== GIVEN DATA ==
= = = = =
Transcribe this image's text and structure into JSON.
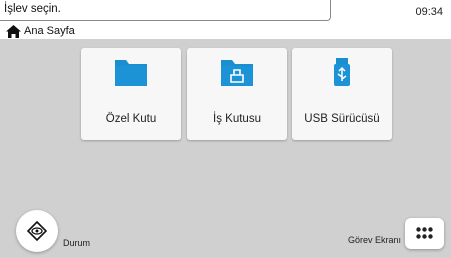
{
  "header": {
    "prompt": "İşlev seçin.",
    "time": "09:34"
  },
  "breadcrumb": {
    "icon": "home-icon",
    "label": "Ana Sayfa"
  },
  "tiles": [
    {
      "label": "Özel Kutu",
      "icon": "folder-icon"
    },
    {
      "label": "İş Kutusu",
      "icon": "job-box-folder-icon"
    },
    {
      "label": "USB Sürücüsü",
      "icon": "usb-icon"
    }
  ],
  "footer": {
    "status_label": "Durum",
    "status_icon": "status-eye-icon",
    "task_label": "Görev Ekranı",
    "task_icon": "grid-dots-icon"
  },
  "colors": {
    "accent": "#1a8fd0",
    "background": "#d0d0d0",
    "tile": "#f7f7f7"
  }
}
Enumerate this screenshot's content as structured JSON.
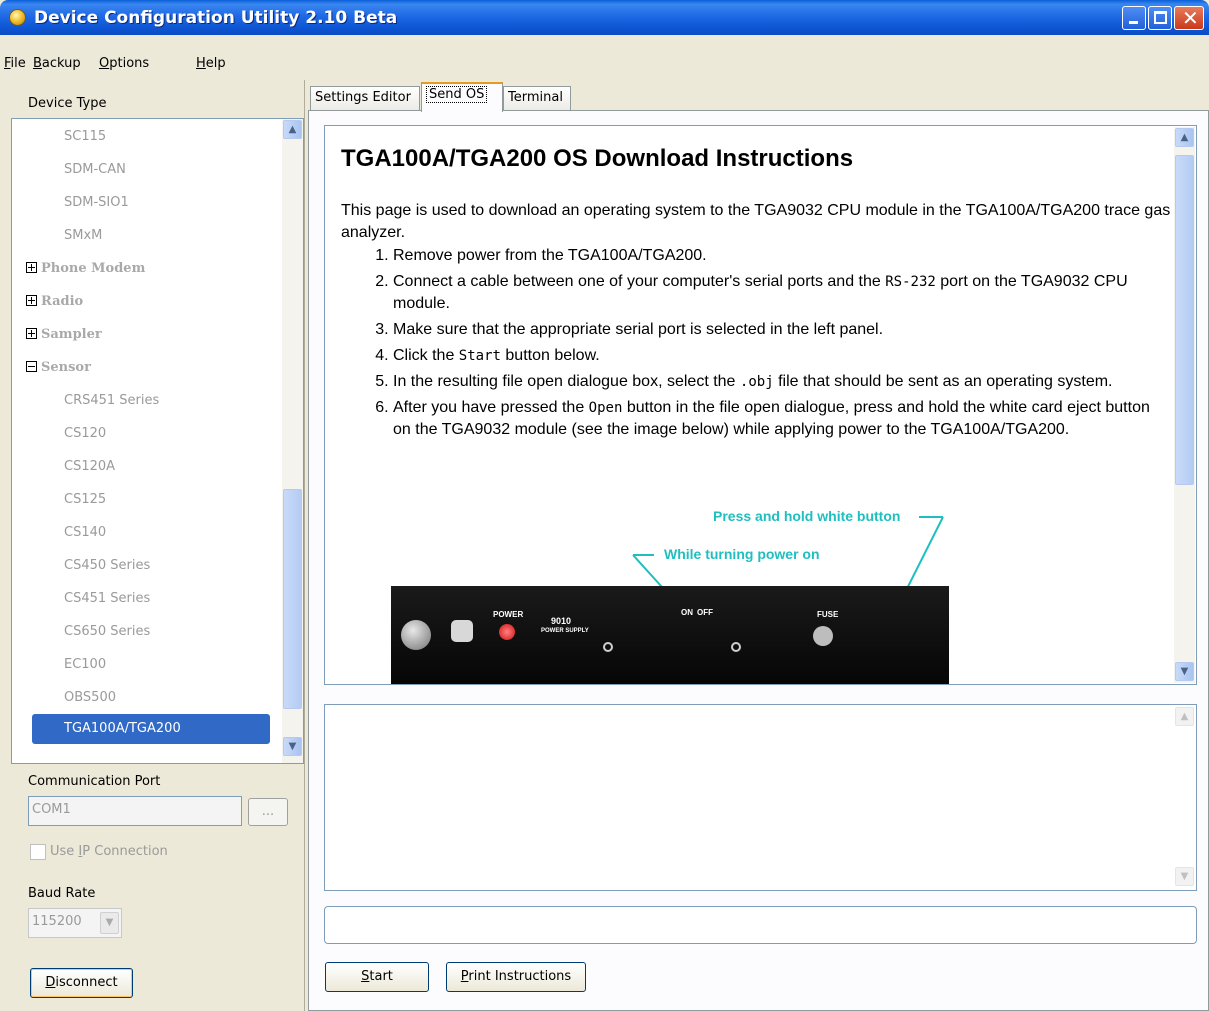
{
  "window": {
    "title": "Device Configuration Utility 2.10 Beta"
  },
  "menu": [
    "File",
    "Backup",
    "Options",
    "Help"
  ],
  "left_panel": {
    "device_type_label": "Device Type",
    "tree": [
      {
        "label": "SC115",
        "type": "leaf"
      },
      {
        "label": "SDM-CAN",
        "type": "leaf"
      },
      {
        "label": "SDM-SIO1",
        "type": "leaf"
      },
      {
        "label": "SMxM",
        "type": "leaf"
      },
      {
        "label": "Phone Modem",
        "type": "group",
        "expanded": false
      },
      {
        "label": "Radio",
        "type": "group",
        "expanded": false
      },
      {
        "label": "Sampler",
        "type": "group",
        "expanded": false
      },
      {
        "label": "Sensor",
        "type": "group",
        "expanded": true
      },
      {
        "label": "CRS451 Series",
        "type": "leaf"
      },
      {
        "label": "CS120",
        "type": "leaf"
      },
      {
        "label": "CS120A",
        "type": "leaf"
      },
      {
        "label": "CS125",
        "type": "leaf"
      },
      {
        "label": "CS140",
        "type": "leaf"
      },
      {
        "label": "CS450 Series",
        "type": "leaf"
      },
      {
        "label": "CS451 Series",
        "type": "leaf"
      },
      {
        "label": "CS650 Series",
        "type": "leaf"
      },
      {
        "label": "EC100",
        "type": "leaf"
      },
      {
        "label": "OBS500",
        "type": "leaf"
      },
      {
        "label": "TGA100A/TGA200",
        "type": "leaf",
        "selected": true
      }
    ],
    "comm_port_label": "Communication Port",
    "comm_port_value": "COM1",
    "browse_label": "...",
    "use_ip_label": "Use IP Connection",
    "use_ip_checked": false,
    "baud_rate_label": "Baud Rate",
    "baud_rate_value": "115200",
    "disconnect_label": "Disconnect"
  },
  "tabs": [
    {
      "label": "Settings Editor",
      "active": false
    },
    {
      "label": "Send OS",
      "active": true
    },
    {
      "label": "Terminal",
      "active": false
    }
  ],
  "instructions": {
    "title": "TGA100A/TGA200 OS Download Instructions",
    "intro": "This page is used to download an operating system to the TGA9032 CPU module in the TGA100A/TGA200 trace gas analyzer.",
    "steps": [
      {
        "pre": "Remove power from the TGA100A/TGA200.",
        "code": "",
        "post": ""
      },
      {
        "pre": "Connect a cable between one of your computer's serial ports and the ",
        "code": "RS-232",
        "post": " port on the TGA9032 CPU module."
      },
      {
        "pre": "Make sure that the appropriate serial port is selected in the left panel.",
        "code": "",
        "post": ""
      },
      {
        "pre": "Click the ",
        "code": "Start",
        "post": " button below."
      },
      {
        "pre": "In the resulting file open dialogue box, select the ",
        "code": ".obj",
        "post": " file that should be sent as an operating system."
      },
      {
        "pre": "After you have pressed the ",
        "code": "Open",
        "post": " button in the file open dialogue, press and hold the white card eject button on the TGA9032 module (see the image below) while applying power to the TGA100A/TGA200."
      }
    ],
    "figure": {
      "callout_1": "Press and hold white button",
      "callout_2": "While turning power on",
      "panel_power": "POWER",
      "panel_model": "9010",
      "panel_supply": "POWER SUPPLY",
      "panel_on": "ON",
      "panel_off": "OFF",
      "panel_fuse": "FUSE",
      "accent_color": "#1fbfc0"
    }
  },
  "buttons": {
    "start": "Start",
    "print": "Print Instructions"
  },
  "colors": {
    "selection": "#3169c6",
    "titlebar": "#0a5fd8",
    "tab_highlight": "#e69b1e"
  }
}
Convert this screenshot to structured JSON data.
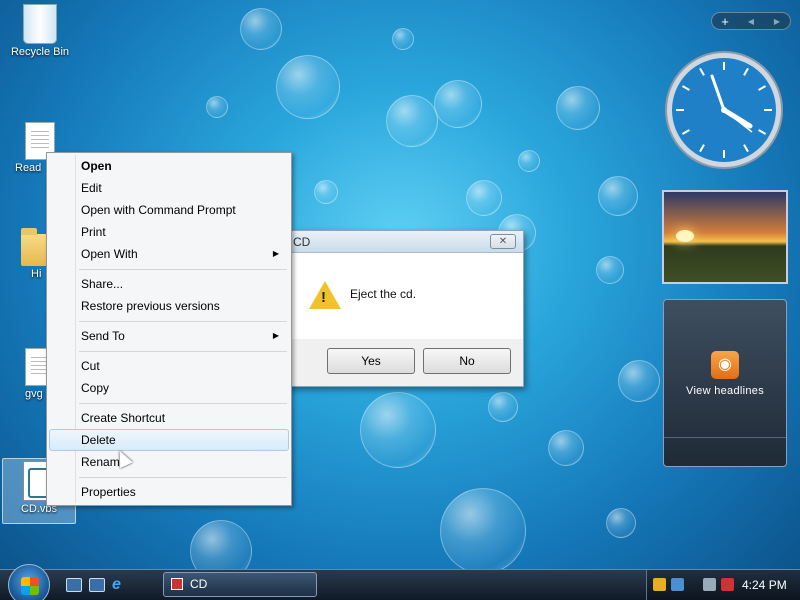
{
  "desktop": {
    "icons": [
      {
        "label": "Recycle Bin"
      },
      {
        "label": "Read"
      },
      {
        "label": "Hi"
      },
      {
        "label": "gvg"
      },
      {
        "label": "CD.vbs"
      }
    ]
  },
  "gadgets": {
    "toolbar": {
      "add": "+",
      "prev": "◀",
      "next": "▶"
    },
    "clock": {
      "time": "4:24"
    },
    "feed": {
      "label": "View headlines"
    }
  },
  "dialog": {
    "title": "CD",
    "close": "✕",
    "message": "Eject the cd.",
    "yes": "Yes",
    "no": "No"
  },
  "context_menu": {
    "items": [
      {
        "label": "Open",
        "bold": true
      },
      {
        "label": "Edit"
      },
      {
        "label": "Open with Command Prompt"
      },
      {
        "label": "Print"
      },
      {
        "label": "Open With",
        "submenu": true
      },
      {
        "label": "Share..."
      },
      {
        "label": "Restore previous versions"
      },
      {
        "label": "Send To",
        "submenu": true
      },
      {
        "label": "Cut"
      },
      {
        "label": "Copy"
      },
      {
        "label": "Create Shortcut"
      },
      {
        "label": "Delete",
        "highlighted": true
      },
      {
        "label": "Rename"
      },
      {
        "label": "Properties"
      }
    ],
    "submenu_arrow": "▶"
  },
  "taskbar": {
    "task_label": "CD",
    "clock": "4:24 PM"
  }
}
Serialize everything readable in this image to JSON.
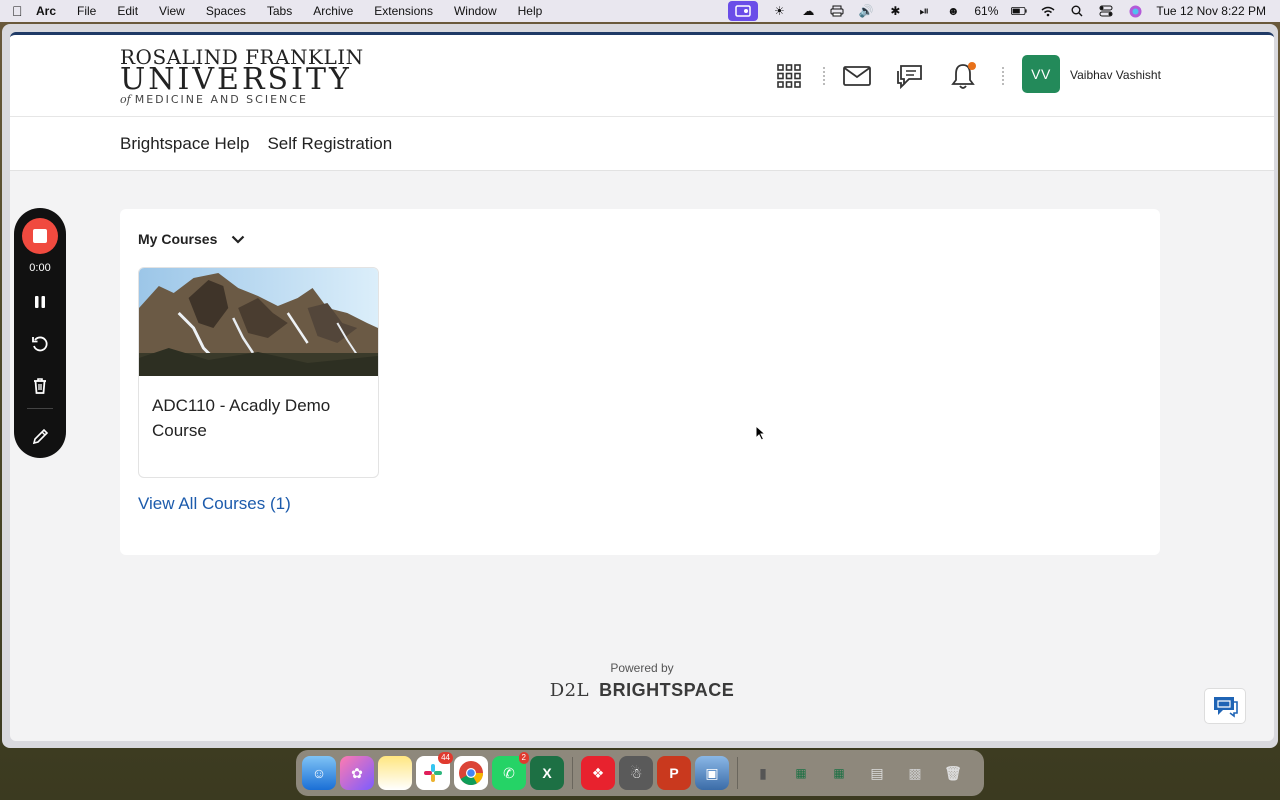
{
  "menubar": {
    "app": "Arc",
    "items": [
      "File",
      "Edit",
      "View",
      "Spaces",
      "Tabs",
      "Archive",
      "Extensions",
      "Window",
      "Help"
    ],
    "battery": "61%",
    "datetime": "Tue 12 Nov  8:22 PM"
  },
  "header": {
    "logo_line1": "ROSALIND FRANKLIN",
    "logo_line2": "UNIVERSITY",
    "logo_line3_of": "of",
    "logo_line3": "MEDICINE AND SCIENCE",
    "avatar_initials": "VV",
    "user_name": "Vaibhav Vashisht"
  },
  "nav": {
    "links": [
      "Brightspace Help",
      "Self Registration"
    ]
  },
  "courses": {
    "title": "My Courses",
    "card_title": "ADC110 - Acadly Demo Course",
    "view_all": "View All Courses (1)"
  },
  "recorder": {
    "time": "0:00"
  },
  "footer": {
    "powered_by": "Powered by",
    "brand_d2l": "D2L",
    "brand_name": "BRIGHTSPACE"
  },
  "dock": {
    "slack_badge": "44",
    "whatsapp_badge": "2"
  },
  "colors": {
    "accent_navy": "#1f3a66",
    "avatar_green": "#238a5a",
    "link_blue": "#1c5bac",
    "record_red": "#f04a3f"
  }
}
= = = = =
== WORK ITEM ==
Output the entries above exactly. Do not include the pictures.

== PROBLEM SOLUTION ==
Transcribe this image's text and structure into JSON.
{
  "header": {
    "prompt": "İşlev seçin.",
    "time": "09:34"
  },
  "breadcrumb": {
    "icon": "home-icon",
    "label": "Ana Sayfa"
  },
  "tiles": [
    {
      "label": "Özel Kutu",
      "icon": "folder-icon"
    },
    {
      "label": "İş Kutusu",
      "icon": "job-box-folder-icon"
    },
    {
      "label": "USB Sürücüsü",
      "icon": "usb-icon"
    }
  ],
  "footer": {
    "status_label": "Durum",
    "status_icon": "status-eye-icon",
    "task_label": "Görev Ekranı",
    "task_icon": "grid-dots-icon"
  },
  "colors": {
    "accent": "#1a8fd0",
    "background": "#d0d0d0",
    "tile": "#f7f7f7"
  }
}
Enumerate this screenshot's content as structured JSON.
{
  "window": {
    "title": "Device Configuration Utility 2.10 Beta"
  },
  "menu": [
    "File",
    "Backup",
    "Options",
    "Help"
  ],
  "left_panel": {
    "device_type_label": "Device Type",
    "tree": [
      {
        "label": "SC115",
        "type": "leaf"
      },
      {
        "label": "SDM-CAN",
        "type": "leaf"
      },
      {
        "label": "SDM-SIO1",
        "type": "leaf"
      },
      {
        "label": "SMxM",
        "type": "leaf"
      },
      {
        "label": "Phone Modem",
        "type": "group",
        "expanded": false
      },
      {
        "label": "Radio",
        "type": "group",
        "expanded": false
      },
      {
        "label": "Sampler",
        "type": "group",
        "expanded": false
      },
      {
        "label": "Sensor",
        "type": "group",
        "expanded": true
      },
      {
        "label": "CRS451 Series",
        "type": "leaf"
      },
      {
        "label": "CS120",
        "type": "leaf"
      },
      {
        "label": "CS120A",
        "type": "leaf"
      },
      {
        "label": "CS125",
        "type": "leaf"
      },
      {
        "label": "CS140",
        "type": "leaf"
      },
      {
        "label": "CS450 Series",
        "type": "leaf"
      },
      {
        "label": "CS451 Series",
        "type": "leaf"
      },
      {
        "label": "CS650 Series",
        "type": "leaf"
      },
      {
        "label": "EC100",
        "type": "leaf"
      },
      {
        "label": "OBS500",
        "type": "leaf"
      },
      {
        "label": "TGA100A/TGA200",
        "type": "leaf",
        "selected": true
      }
    ],
    "comm_port_label": "Communication Port",
    "comm_port_value": "COM1",
    "browse_label": "...",
    "use_ip_label": "Use IP Connection",
    "use_ip_checked": false,
    "baud_rate_label": "Baud Rate",
    "baud_rate_value": "115200",
    "disconnect_label": "Disconnect"
  },
  "tabs": [
    {
      "label": "Settings Editor",
      "active": false
    },
    {
      "label": "Send OS",
      "active": true
    },
    {
      "label": "Terminal",
      "active": false
    }
  ],
  "instructions": {
    "title": "TGA100A/TGA200 OS Download Instructions",
    "intro": "This page is used to download an operating system to the TGA9032 CPU module in the TGA100A/TGA200 trace gas analyzer.",
    "steps": [
      {
        "pre": "Remove power from the TGA100A/TGA200.",
        "code": "",
        "post": ""
      },
      {
        "pre": "Connect a cable between one of your computer's serial ports and the ",
        "code": "RS-232",
        "post": " port on the TGA9032 CPU module."
      },
      {
        "pre": "Make sure that the appropriate serial port is selected in the left panel.",
        "code": "",
        "post": ""
      },
      {
        "pre": "Click the ",
        "code": "Start",
        "post": " button below."
      },
      {
        "pre": "In the resulting file open dialogue box, select the ",
        "code": ".obj",
        "post": " file that should be sent as an operating system."
      },
      {
        "pre": "After you have pressed the ",
        "code": "Open",
        "post": " button in the file open dialogue, press and hold the white card eject button on the TGA9032 module (see the image below) while applying power to the TGA100A/TGA200."
      }
    ],
    "figure": {
      "callout_1": "Press and hold white button",
      "callout_2": "While turning power on",
      "panel_power": "POWER",
      "panel_model": "9010",
      "panel_supply": "POWER SUPPLY",
      "panel_on": "ON",
      "panel_off": "OFF",
      "panel_fuse": "FUSE",
      "accent_color": "#1fbfc0"
    }
  },
  "buttons": {
    "start": "Start",
    "print": "Print Instructions"
  },
  "colors": {
    "selection": "#3169c6",
    "titlebar": "#0a5fd8",
    "tab_highlight": "#e69b1e"
  }
}
Convert this screenshot to structured JSON data.
{
  "desktop": {
    "icons": [
      {
        "label": "Recycle Bin"
      },
      {
        "label": "Read"
      },
      {
        "label": "Hi"
      },
      {
        "label": "gvg"
      },
      {
        "label": "CD.vbs"
      }
    ]
  },
  "gadgets": {
    "toolbar": {
      "add": "+",
      "prev": "◀",
      "next": "▶"
    },
    "clock": {
      "time": "4:24"
    },
    "feed": {
      "label": "View headlines"
    }
  },
  "dialog": {
    "title": "CD",
    "close": "✕",
    "message": "Eject the cd.",
    "yes": "Yes",
    "no": "No"
  },
  "context_menu": {
    "items": [
      {
        "label": "Open",
        "bold": true
      },
      {
        "label": "Edit"
      },
      {
        "label": "Open with Command Prompt"
      },
      {
        "label": "Print"
      },
      {
        "label": "Open With",
        "submenu": true
      },
      {
        "label": "Share..."
      },
      {
        "label": "Restore previous versions"
      },
      {
        "label": "Send To",
        "submenu": true
      },
      {
        "label": "Cut"
      },
      {
        "label": "Copy"
      },
      {
        "label": "Create Shortcut"
      },
      {
        "label": "Delete",
        "highlighted": true
      },
      {
        "label": "Rename"
      },
      {
        "label": "Properties"
      }
    ],
    "submenu_arrow": "▶"
  },
  "taskbar": {
    "task_label": "CD",
    "clock": "4:24 PM"
  }
}
Serialize everything readable in this image to JSON.
{
  "menubar": {
    "app": "Arc",
    "items": [
      "File",
      "Edit",
      "View",
      "Spaces",
      "Tabs",
      "Archive",
      "Extensions",
      "Window",
      "Help"
    ],
    "battery": "61%",
    "datetime": "Tue 12 Nov  8:22 PM"
  },
  "header": {
    "logo_line1": "ROSALIND FRANKLIN",
    "logo_line2": "UNIVERSITY",
    "logo_line3_of": "of",
    "logo_line3": "MEDICINE AND SCIENCE",
    "avatar_initials": "VV",
    "user_name": "Vaibhav Vashisht"
  },
  "nav": {
    "links": [
      "Brightspace Help",
      "Self Registration"
    ]
  },
  "courses": {
    "title": "My Courses",
    "card_title": "ADC110 - Acadly Demo Course",
    "view_all": "View All Courses (1)"
  },
  "recorder": {
    "time": "0:00"
  },
  "footer": {
    "powered_by": "Powered by",
    "brand_d2l": "D2L",
    "brand_name": "BRIGHTSPACE"
  },
  "dock": {
    "slack_badge": "44",
    "whatsapp_badge": "2"
  },
  "colors": {
    "accent_navy": "#1f3a66",
    "avatar_green": "#238a5a",
    "link_blue": "#1c5bac",
    "record_red": "#f04a3f"
  }
}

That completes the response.